▶ PROBLEM TO SOLVE
Pull every line with the word "title" out of the entries below.

▶ EXERCISE DATA
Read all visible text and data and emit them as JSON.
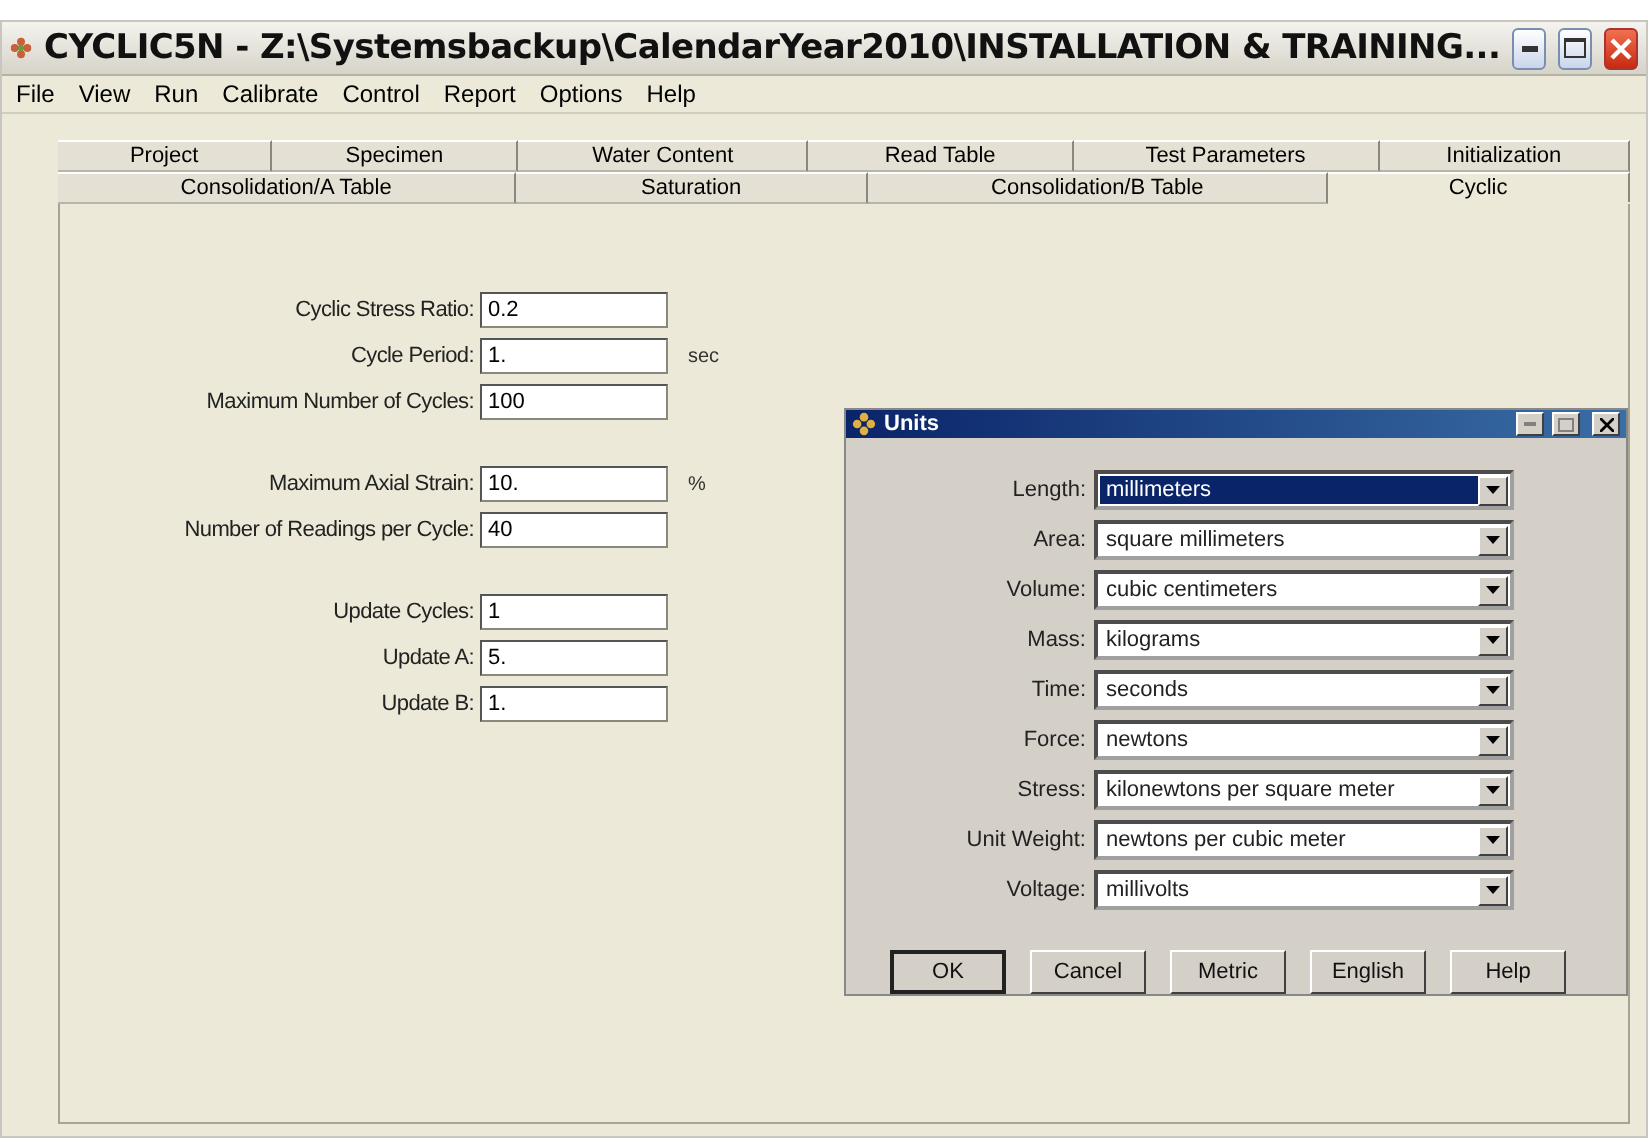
{
  "window": {
    "title": "CYCLIC5N - Z:\\Systemsbackup\\CalendarYear2010\\INSTALLATION & TRAINING..."
  },
  "menu": [
    "File",
    "View",
    "Run",
    "Calibrate",
    "Control",
    "Report",
    "Options",
    "Help"
  ],
  "tab_rows": [
    [
      {
        "label": "Project",
        "selected": false
      },
      {
        "label": "Specimen",
        "selected": false
      },
      {
        "label": "Water Content",
        "selected": false
      },
      {
        "label": "Read Table",
        "selected": false
      },
      {
        "label": "Test Parameters",
        "selected": false
      },
      {
        "label": "Initialization",
        "selected": false
      }
    ],
    [
      {
        "label": "Consolidation/A Table",
        "selected": false
      },
      {
        "label": "Saturation",
        "selected": false
      },
      {
        "label": "Consolidation/B Table",
        "selected": false
      },
      {
        "label": "Cyclic",
        "selected": true
      }
    ]
  ],
  "form_groups": [
    [
      {
        "label": "Cyclic Stress Ratio:",
        "value": "0.2"
      },
      {
        "label": "Cycle Period:",
        "value": "1.",
        "unit": "sec"
      },
      {
        "label": "Maximum Number of Cycles:",
        "value": "100"
      }
    ],
    [
      {
        "label": "Maximum Axial Strain:",
        "value": "10.",
        "unit": "%"
      },
      {
        "label": "Number of Readings per Cycle:",
        "value": "40"
      }
    ],
    [
      {
        "label": "Update Cycles:",
        "value": "1"
      },
      {
        "label": "Update A:",
        "value": "5."
      },
      {
        "label": "Update B:",
        "value": "1."
      }
    ]
  ],
  "units_dialog": {
    "title": "Units",
    "fields": [
      {
        "label": "Length:",
        "value": "millimeters",
        "focused": true
      },
      {
        "label": "Area:",
        "value": "square millimeters",
        "focused": false
      },
      {
        "label": "Volume:",
        "value": "cubic centimeters",
        "focused": false
      },
      {
        "label": "Mass:",
        "value": "kilograms",
        "focused": false
      },
      {
        "label": "Time:",
        "value": "seconds",
        "focused": false
      },
      {
        "label": "Force:",
        "value": "newtons",
        "focused": false
      },
      {
        "label": "Stress:",
        "value": "kilonewtons per square meter",
        "focused": false
      },
      {
        "label": "Unit Weight:",
        "value": "newtons per cubic meter",
        "focused": false
      },
      {
        "label": "Voltage:",
        "value": "millivolts",
        "focused": false
      }
    ],
    "buttons": [
      {
        "label": "OK",
        "default": true
      },
      {
        "label": "Cancel",
        "default": false
      },
      {
        "label": "Metric",
        "default": false
      },
      {
        "label": "English",
        "default": false
      },
      {
        "label": "Help",
        "default": false
      }
    ]
  }
}
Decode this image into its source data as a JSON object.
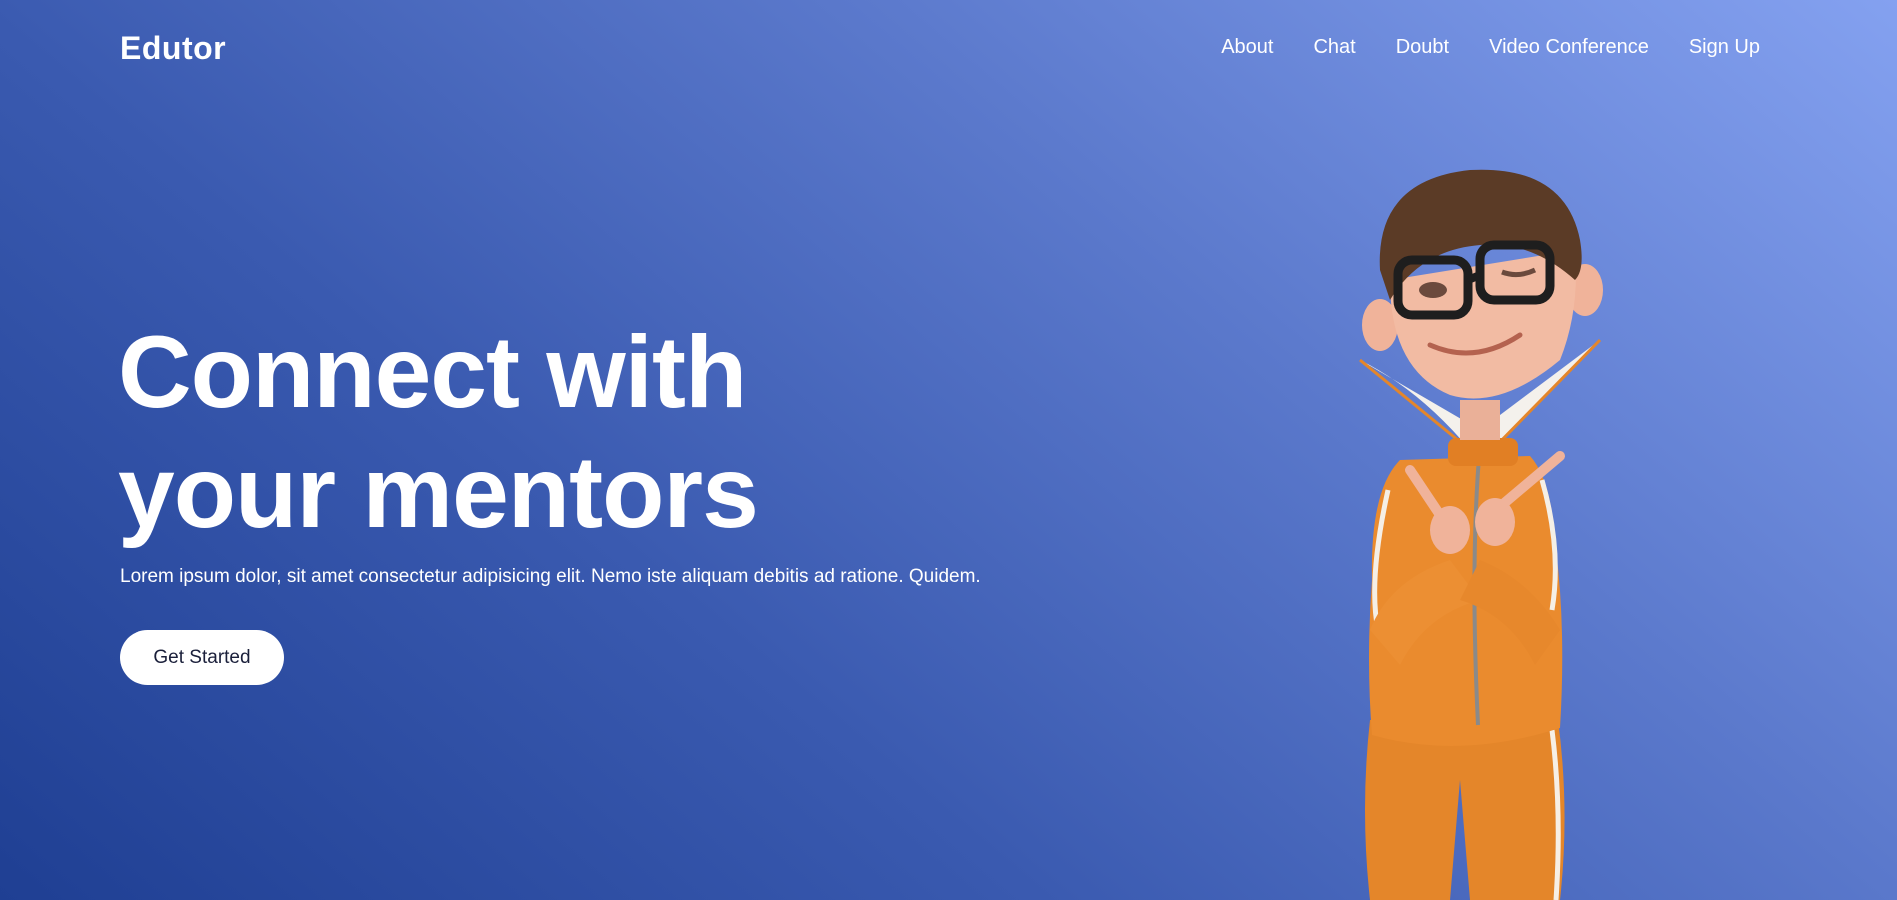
{
  "brand": {
    "name": "Edutor"
  },
  "nav": {
    "items": [
      {
        "label": "About"
      },
      {
        "label": "Chat"
      },
      {
        "label": "Doubt"
      },
      {
        "label": "Video Conference"
      },
      {
        "label": "Sign Up"
      }
    ]
  },
  "hero": {
    "headline_line1": "Connect with",
    "headline_line2": "your mentors",
    "subtext": "Lorem ipsum dolor, sit amet consectetur adipisicing elit. Nemo iste aliquam debitis ad ratione. Quidem.",
    "cta_label": "Get Started"
  },
  "colors": {
    "gradient_start": "#1f3f93",
    "gradient_end": "#84a1f0",
    "cta_background": "#ffffff",
    "cta_text": "#1a1f3a",
    "character_outfit": "#e98a2d"
  },
  "illustration": {
    "icon": "cartoon-boy-character"
  }
}
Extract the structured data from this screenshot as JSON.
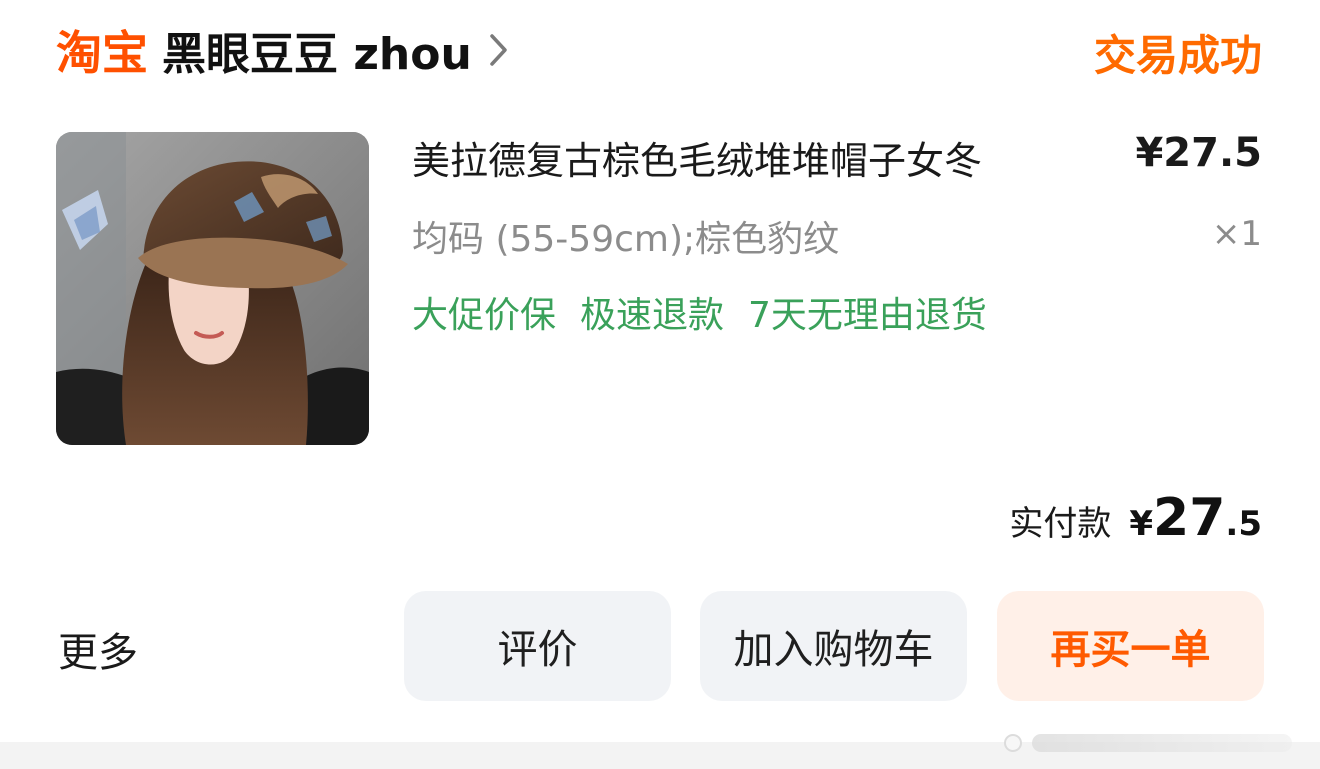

▶ WRITTEN REPLY
    "title": "CYCLIC5N - Z:\\Systemsbackup\\CalendarYear2010\\INSTALLATION & TRAINING..."
    "title": "Units",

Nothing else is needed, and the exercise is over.